Director Public Health Paul Corben said it is important that people treat all floodwater as potentially contaminated.
“People should not swim or play in floodwater because diluted sewage, bacteria, chemicals and physical hazards may be present,” Mr Corben said.
“Swimming in contaminated water may cause illness, including ear infections, eye infections, fever and diarrhoea,” Mr Corben said.
“While the risk of infection is generally low, it’s important to stay away from flood-affected areas and avoid unnecessary contact with mud and floodwaters.”

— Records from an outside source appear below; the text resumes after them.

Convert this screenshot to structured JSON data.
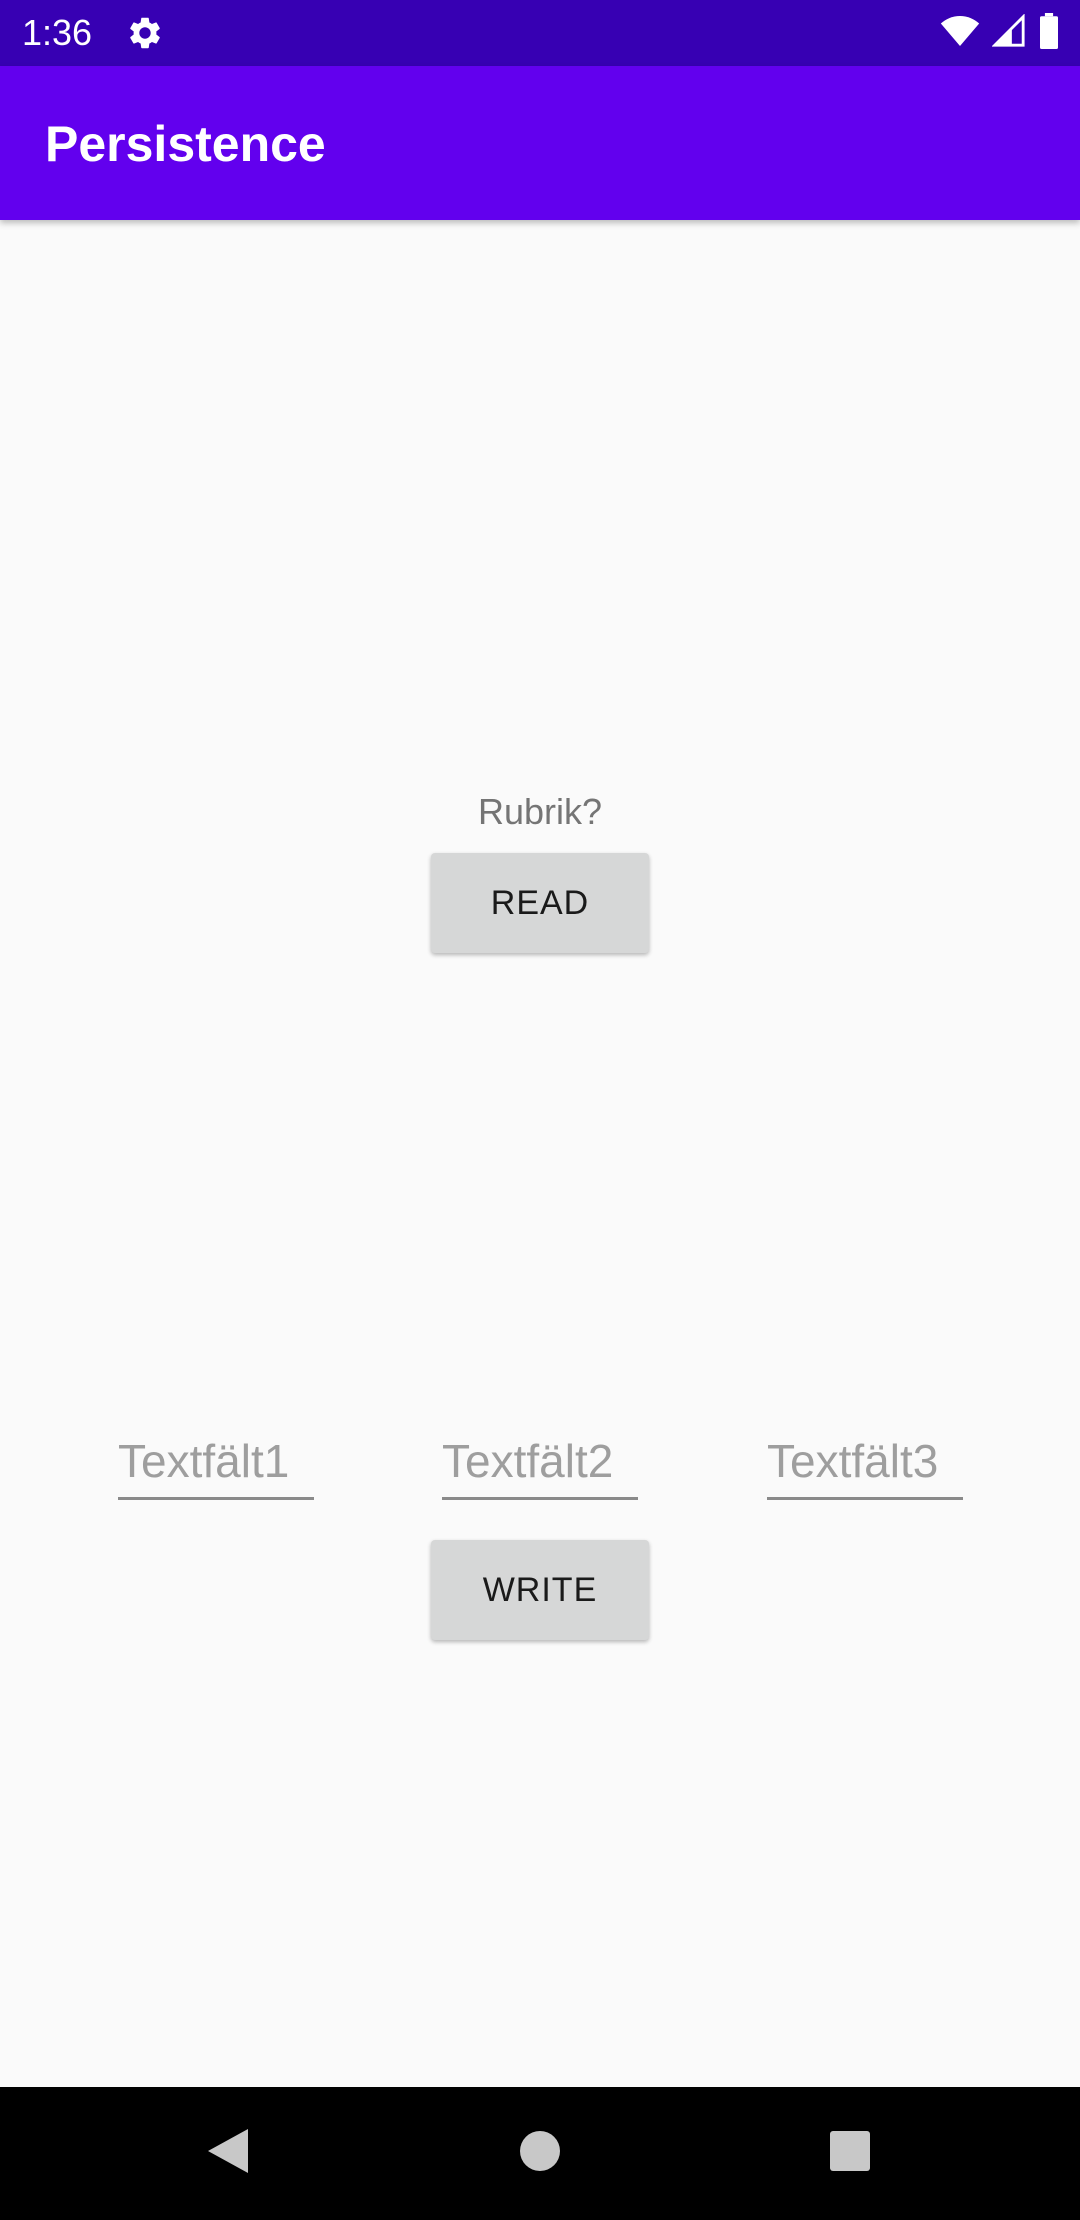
{
  "status_bar": {
    "time": "1:36",
    "icons": [
      "settings-gear-icon",
      "wifi-icon",
      "signal-icon",
      "battery-icon"
    ]
  },
  "app_bar": {
    "title": "Persistence",
    "color": "#6200ee"
  },
  "content": {
    "heading": "Rubrik?",
    "read_button": "READ",
    "write_button": "WRITE",
    "fields": [
      {
        "placeholder": "Textfält1",
        "value": ""
      },
      {
        "placeholder": "Textfält2",
        "value": ""
      },
      {
        "placeholder": "Textfält3",
        "value": ""
      }
    ]
  },
  "nav_bar": {
    "buttons": [
      "back-icon",
      "home-icon",
      "recents-icon"
    ]
  },
  "colors": {
    "status_bar": "#3700b3",
    "app_bar": "#6200ee",
    "button": "#d6d7d7",
    "background": "#fafafa"
  }
}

Residents and visitors are advised to avoid swimming in the ocean, rivers, creeks and lagoons during a flood event, and for at least three days after the rain has stopped. Residents should also avoid swimming if there are signs of pollution such as discoloured water, oil or scum on the water, and litter or other debris floating in the water or on the tide line.
If participating in flood clean-up activities, people should:
- ensure that feet are covered and always wear gloves
- always wash hands thoroughly with soap or alcohol-based hand cleanser.
- cover cuts and abrasions; and
- if you cut yourself on something that has been contaminated with floodwater, check with your GP about your tetanus vaccination.
“To avoid illness, it is important to wash hands with soap and clean water after participating in any flood clean-up activities, and before eating or handling food,” Mr Corben said.
Hints for staying healthy during floods and while cleaning up:
- Wear gloves and suitable footwear when removing mud or debris from homes or yards.
- Yards can be raked to remove debris and if necessary, hosed down.
- Don’t try to check electrical appliances and other equipment yourself, seek professional help.
- Discard any tinned food that has no labels, as well as perishable food that has been out of refrigeration for more than 4hours. If freezer door is kept shut, frozen food will not spoil for at least 24 hours.
- Have septic tanks or pipes professionally inspected or serviced if you suspect damage.
- Avoid being bitten by mosquitoes, cover up with light-coloured clothing, use roll-on insect repellent on exposed skin and apply every few hours.
- To avoid creating mosquito breeding sites in your yard by emptying out pot plant bases and removing all water-holding rubbish.
- When cleaning up, consider your personal health, drink plenty of clear fluids, do not wait until you are thirsty. Take breaks when you can, watch out for heat stress.
For more information on keeping healthy during and after floods or storms, see: